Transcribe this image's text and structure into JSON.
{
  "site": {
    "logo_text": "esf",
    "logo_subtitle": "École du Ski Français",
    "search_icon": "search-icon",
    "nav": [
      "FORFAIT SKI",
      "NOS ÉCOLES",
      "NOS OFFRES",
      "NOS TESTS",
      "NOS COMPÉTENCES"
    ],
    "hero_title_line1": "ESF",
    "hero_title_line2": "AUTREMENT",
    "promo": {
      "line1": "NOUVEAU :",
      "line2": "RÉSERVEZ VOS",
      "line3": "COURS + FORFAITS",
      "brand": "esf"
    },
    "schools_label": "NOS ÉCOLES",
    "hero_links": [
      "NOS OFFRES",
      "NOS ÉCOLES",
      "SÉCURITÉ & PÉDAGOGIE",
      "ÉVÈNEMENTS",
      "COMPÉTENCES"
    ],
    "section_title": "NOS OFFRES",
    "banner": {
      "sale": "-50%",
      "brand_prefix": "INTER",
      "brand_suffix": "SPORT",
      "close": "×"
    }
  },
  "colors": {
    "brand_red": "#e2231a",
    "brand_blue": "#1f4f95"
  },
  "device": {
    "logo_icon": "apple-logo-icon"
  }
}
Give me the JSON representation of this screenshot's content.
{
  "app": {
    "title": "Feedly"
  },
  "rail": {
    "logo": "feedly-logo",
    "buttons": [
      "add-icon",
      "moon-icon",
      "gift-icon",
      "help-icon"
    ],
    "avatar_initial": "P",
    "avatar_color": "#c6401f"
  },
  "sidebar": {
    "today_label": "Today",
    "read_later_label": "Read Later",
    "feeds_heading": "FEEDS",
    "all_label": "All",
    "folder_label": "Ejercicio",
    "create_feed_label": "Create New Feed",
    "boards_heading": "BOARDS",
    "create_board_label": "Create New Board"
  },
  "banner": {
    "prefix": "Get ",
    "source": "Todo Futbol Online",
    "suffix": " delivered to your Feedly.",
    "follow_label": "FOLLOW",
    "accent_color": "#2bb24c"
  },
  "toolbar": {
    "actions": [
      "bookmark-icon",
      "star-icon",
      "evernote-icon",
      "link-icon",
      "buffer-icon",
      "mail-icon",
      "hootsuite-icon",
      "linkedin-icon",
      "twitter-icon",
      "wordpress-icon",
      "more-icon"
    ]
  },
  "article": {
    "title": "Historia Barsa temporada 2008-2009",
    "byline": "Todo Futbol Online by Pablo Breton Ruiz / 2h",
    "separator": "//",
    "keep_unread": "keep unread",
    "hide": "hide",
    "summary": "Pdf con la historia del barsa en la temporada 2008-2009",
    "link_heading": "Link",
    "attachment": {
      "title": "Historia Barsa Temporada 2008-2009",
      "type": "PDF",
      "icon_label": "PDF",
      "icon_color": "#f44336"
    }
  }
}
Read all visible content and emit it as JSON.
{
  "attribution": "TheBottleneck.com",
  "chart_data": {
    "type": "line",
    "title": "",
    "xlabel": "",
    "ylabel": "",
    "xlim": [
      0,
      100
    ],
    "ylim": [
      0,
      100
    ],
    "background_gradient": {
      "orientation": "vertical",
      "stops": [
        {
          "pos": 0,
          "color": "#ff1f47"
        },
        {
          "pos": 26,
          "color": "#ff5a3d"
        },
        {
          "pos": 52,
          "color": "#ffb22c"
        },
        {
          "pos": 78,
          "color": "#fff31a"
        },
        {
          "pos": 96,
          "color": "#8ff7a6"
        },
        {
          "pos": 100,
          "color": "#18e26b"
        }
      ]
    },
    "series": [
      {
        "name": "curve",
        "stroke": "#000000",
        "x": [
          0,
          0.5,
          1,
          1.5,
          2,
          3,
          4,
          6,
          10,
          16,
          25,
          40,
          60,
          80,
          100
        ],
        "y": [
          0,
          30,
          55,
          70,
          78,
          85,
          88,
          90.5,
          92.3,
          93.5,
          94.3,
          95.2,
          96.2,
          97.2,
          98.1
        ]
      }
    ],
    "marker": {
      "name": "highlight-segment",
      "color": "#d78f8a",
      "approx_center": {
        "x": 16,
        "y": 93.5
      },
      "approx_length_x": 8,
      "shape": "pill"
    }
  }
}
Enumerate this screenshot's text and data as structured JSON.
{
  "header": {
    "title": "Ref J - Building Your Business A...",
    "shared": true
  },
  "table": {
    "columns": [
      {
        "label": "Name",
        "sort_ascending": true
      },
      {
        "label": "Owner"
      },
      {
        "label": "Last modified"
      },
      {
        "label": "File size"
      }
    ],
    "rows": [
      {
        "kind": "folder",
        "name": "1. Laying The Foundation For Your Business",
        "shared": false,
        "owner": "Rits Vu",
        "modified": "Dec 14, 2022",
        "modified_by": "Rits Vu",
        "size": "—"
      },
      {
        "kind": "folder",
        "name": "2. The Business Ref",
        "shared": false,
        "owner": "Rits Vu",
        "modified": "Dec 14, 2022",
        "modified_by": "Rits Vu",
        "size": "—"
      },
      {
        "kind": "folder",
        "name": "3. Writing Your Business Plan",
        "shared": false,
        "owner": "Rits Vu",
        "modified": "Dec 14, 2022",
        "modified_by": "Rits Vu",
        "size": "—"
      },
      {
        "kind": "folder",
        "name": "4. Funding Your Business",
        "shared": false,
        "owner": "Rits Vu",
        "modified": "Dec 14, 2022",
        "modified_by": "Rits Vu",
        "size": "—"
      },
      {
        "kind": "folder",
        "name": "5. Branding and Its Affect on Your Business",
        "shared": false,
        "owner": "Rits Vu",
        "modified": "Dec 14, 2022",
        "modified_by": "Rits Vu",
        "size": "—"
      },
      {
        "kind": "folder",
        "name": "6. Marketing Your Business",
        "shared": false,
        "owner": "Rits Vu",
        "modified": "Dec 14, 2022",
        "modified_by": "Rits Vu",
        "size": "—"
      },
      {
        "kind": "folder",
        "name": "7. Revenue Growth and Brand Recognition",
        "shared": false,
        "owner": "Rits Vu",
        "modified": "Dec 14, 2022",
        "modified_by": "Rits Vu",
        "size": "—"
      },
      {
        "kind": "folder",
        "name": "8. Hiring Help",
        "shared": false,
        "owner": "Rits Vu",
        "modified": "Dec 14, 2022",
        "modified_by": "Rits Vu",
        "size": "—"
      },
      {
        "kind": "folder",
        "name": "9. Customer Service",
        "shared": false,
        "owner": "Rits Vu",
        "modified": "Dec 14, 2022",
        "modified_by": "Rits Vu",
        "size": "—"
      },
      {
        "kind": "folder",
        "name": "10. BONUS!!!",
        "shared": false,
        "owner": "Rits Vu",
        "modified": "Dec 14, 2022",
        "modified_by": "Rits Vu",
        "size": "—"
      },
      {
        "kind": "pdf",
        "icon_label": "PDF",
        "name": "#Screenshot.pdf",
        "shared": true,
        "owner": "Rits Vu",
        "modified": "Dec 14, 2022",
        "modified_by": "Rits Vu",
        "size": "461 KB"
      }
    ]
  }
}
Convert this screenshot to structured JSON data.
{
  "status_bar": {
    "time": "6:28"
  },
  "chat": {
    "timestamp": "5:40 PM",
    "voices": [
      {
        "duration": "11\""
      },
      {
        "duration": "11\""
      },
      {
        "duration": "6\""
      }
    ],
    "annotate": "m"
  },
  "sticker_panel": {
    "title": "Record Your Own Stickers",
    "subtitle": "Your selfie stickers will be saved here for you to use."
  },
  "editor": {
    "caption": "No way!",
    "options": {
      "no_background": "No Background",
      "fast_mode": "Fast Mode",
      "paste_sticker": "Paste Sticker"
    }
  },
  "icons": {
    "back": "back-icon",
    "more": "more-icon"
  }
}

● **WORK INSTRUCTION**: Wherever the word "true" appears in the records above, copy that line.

● **TASK RESPONSE**:
    "shared": true
        "sort_ascending": true
        "shared": true,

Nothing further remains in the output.